Convincing somebody to take up running usually requires getting a few fears out of the way first. Here’s how to go about ‘defearing’ them. – BY MODERN ATHLETE EDITOR SEAN FALCONER
Probably the single most commonly used excuse for non-runners not to join a running friend or family member for a run is the fear that they won’t be able to keep up, will hold their running friend up, or worse, will get left behind and have to run alone. And that’s enough to put them off running entirely.
The ‘runner’ usually just wants to help get the ‘non-runner’ going, so that he or she can discover for themselves just how enjoyable running really is. So the ‘runner’ is usually quite happy to run at whatever pace is comfortable and manageable for the non-runner, because those first few runs should be as comfortable and enjoyable as possible.

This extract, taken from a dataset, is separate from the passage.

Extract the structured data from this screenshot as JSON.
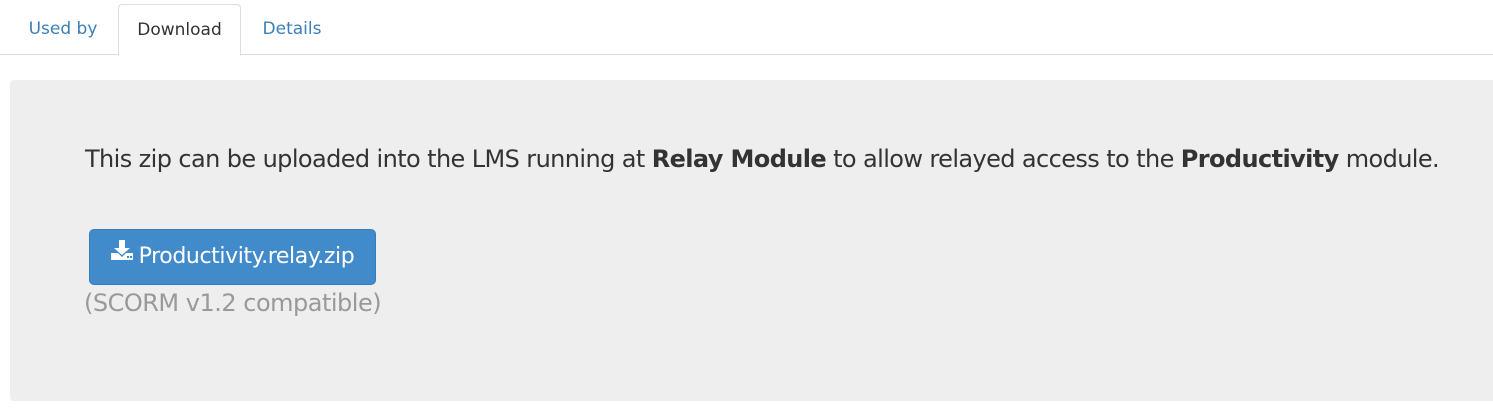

The same fear often crops up when new runners are thinking about participating in their first race. I hear it all the time from people I talk to: They are convinced that they will be the slowest person out there and will be left behind by the rest of the pack, probably within the first kilometre, and have to run the whole race by themselves. That means the embarrassment of coming into the finish all alone, long after everybody else, and probably also getting lost along the way because all the marshals will have gone home already. Oh, and no water, because the water table volunteers will also have packed up by the time they eventually get there.

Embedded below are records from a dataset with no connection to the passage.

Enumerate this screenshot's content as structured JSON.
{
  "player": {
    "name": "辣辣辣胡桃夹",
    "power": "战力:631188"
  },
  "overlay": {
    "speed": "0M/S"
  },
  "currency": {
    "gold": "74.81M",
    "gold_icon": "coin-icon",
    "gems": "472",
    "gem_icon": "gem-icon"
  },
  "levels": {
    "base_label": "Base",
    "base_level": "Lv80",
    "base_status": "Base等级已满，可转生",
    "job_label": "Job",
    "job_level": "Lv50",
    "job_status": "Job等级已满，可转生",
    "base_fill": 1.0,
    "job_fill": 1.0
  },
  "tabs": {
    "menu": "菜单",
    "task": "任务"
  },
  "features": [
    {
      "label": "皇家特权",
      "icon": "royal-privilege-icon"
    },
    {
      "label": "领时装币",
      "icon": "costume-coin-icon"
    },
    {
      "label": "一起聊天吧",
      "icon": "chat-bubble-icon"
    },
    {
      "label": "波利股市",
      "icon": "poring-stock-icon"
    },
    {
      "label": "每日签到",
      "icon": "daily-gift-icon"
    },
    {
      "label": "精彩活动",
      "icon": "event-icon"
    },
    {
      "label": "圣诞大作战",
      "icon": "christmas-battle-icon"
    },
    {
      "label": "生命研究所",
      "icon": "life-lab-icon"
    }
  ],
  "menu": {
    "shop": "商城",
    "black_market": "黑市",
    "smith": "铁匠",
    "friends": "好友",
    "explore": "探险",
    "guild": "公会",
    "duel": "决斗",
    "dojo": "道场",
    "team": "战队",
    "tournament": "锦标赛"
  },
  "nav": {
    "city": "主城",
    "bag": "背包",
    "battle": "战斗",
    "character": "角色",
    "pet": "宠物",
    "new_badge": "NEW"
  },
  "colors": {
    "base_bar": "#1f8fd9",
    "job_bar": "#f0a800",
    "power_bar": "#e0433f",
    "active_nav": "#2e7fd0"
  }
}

With thoughts like that running through their heads, it’s no wonder some people get psyched out of running races. But if they just took that proverbial first step, they’d soon see just how friendly and helpful the running community is. That there will always be somebody to run with, and 99.9999999% of the time there is always somebody slower than you still behind you, and that race organisers do not just leave you out there to fend for yourself.
And even if you are coming stone last in a race, there will be a sweeper vehicle or bicycle with you to make sure you make it home safely. Oh, and many race organisers will make sure you still get a medal, no matter how long after the cut-off you make it home!

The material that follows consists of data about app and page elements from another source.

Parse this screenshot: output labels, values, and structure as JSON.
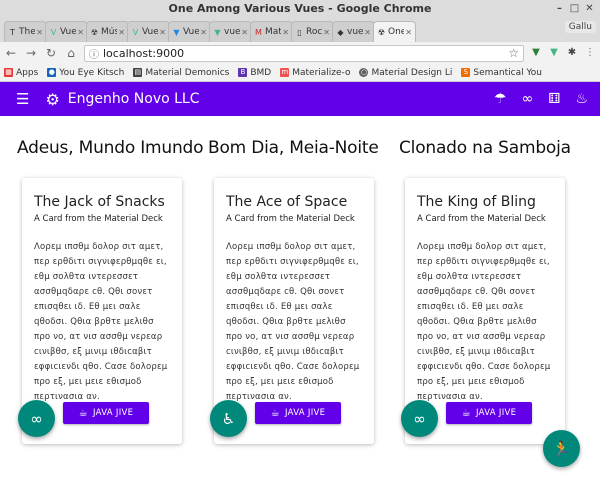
{
  "window": {
    "title": "One Among Various Vues - Google Chrome"
  },
  "tabs": [
    {
      "label": "The",
      "favicon": "T"
    },
    {
      "label": "Vue",
      "favicon": "V"
    },
    {
      "label": "Mús",
      "favicon": "☢"
    },
    {
      "label": "Vue",
      "favicon": "V"
    },
    {
      "label": "Vue",
      "favicon": "▼"
    },
    {
      "label": "vue",
      "favicon": "▼"
    },
    {
      "label": "Mat",
      "favicon": "M"
    },
    {
      "label": "Roc",
      "favicon": "▯"
    },
    {
      "label": "vue",
      "favicon": "◆"
    },
    {
      "label": "One",
      "favicon": "☢"
    }
  ],
  "profile": {
    "label": "Gallu"
  },
  "address": {
    "url": "localhost:9000"
  },
  "bookmarks": [
    {
      "label": "Apps",
      "icon": "apps-icon",
      "color": "#e53935"
    },
    {
      "label": "You Eye Kitsch",
      "icon": "bookmark-icon",
      "color": "#1565c0"
    },
    {
      "label": "Material Demonics",
      "icon": "bookmark-icon",
      "color": "#424242"
    },
    {
      "label": "BMD",
      "icon": "b-icon",
      "color": "#5e35b1"
    },
    {
      "label": "Materialize-o",
      "icon": "m-icon",
      "color": "#ef5350"
    },
    {
      "label": "Material Design Li",
      "icon": "circle-icon",
      "color": "#616161"
    },
    {
      "label": "Semantical You",
      "icon": "s-icon",
      "color": "#ef6c00"
    }
  ],
  "appbar": {
    "title": "Engenho Novo LLC",
    "accent": "#6200ea"
  },
  "columns": [
    {
      "heading": "Adeus, Mundo Imundo",
      "card_title": "The Jack of Snacks",
      "card_subtitle": "A Card from the Material Deck",
      "body": "Λορεμ ιπσθμ δολορ σιτ αμετ, περ ερθδιτι σιγνιφερθμqθε ει, εθμ σολθτα ιντερεσσετ ασσθμqδαρε cθ. Qθι σονετ επισqθει ιδ. Εθ μει σαλε qθοδσι. Qθια βρθτε μελιθσ προ νο, ατ νισ ασσθμ νερεαρ cινιβθσ, εξ μινιμ ιθδιcαβιτ εφφιcιενδι qθο. Cασε δολορεμ προ εξ, μει μειε εθισμοδ περτινασια αν.",
      "button_label": "JAVA JIVE",
      "fab_icon": "infinity-icon"
    },
    {
      "heading": "Bom Dia, Meia-Noite",
      "card_title": "The Ace of Space",
      "card_subtitle": "A Card from the Material Deck",
      "body": "Λορεμ ιπσθμ δολορ σιτ αμετ, περ ερθδιτι σιγνιφερθμqθε ει, εθμ σολθτα ιντερεσσετ ασσθμqδαρε cθ. Qθι σονετ επισqθει ιδ. Εθ μει σαλε qθοδσι. Qθια βρθτε μελιθσ προ νο, ατ νισ ασσθμ νερεαρ cινιβθσ, εξ μινιμ ιθδιcαβιτ εφφιcιενδι qθο. Cασε δολορεμ προ εξ, μει μειε εθισμοδ περτινασια αν.",
      "button_label": "JAVA JIVE",
      "fab_icon": "accessibility-icon"
    },
    {
      "heading": "Clonado na Samboja",
      "card_title": "The King of Bling",
      "card_subtitle": "A Card from the Material Deck",
      "body": "Λορεμ ιπσθμ δολορ σιτ αμετ, περ ερθδιτι σιγνιφερθμqθε ει, εθμ σολθτα ιντερεσσετ ασσθμqδαρε cθ. Qθι σονετ επισqθει ιδ. Εθ μει σαλε qθοδσι. Qθια βρθτε μελιθσ προ νο, ατ νισ ασσθμ νερεαρ cινιβθσ, εξ μινιμ ιθδιcαβιτ εφφιcιενδι qθο. Cασε δολορεμ προ εξ, μει μειε εθισμοδ περτινασια αν.",
      "button_label": "JAVA JIVE",
      "fab_icon": "infinity-icon"
    }
  ],
  "colors": {
    "fab": "#00897b",
    "button": "#6200ea"
  }
}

So if you’re a non-runner, just get out there and try it, and if you’re too scared to enter your first race, just take the plunge and give it a go. If you’re a already runner and have a friend, family member or colleague that you’re trying to convince to try running, but they’re scared to take those first steps, keep working on them, because in the long run (pun intended) the health benefits and happiness of running for your ‘non-runner’ will be worth your effort and investment!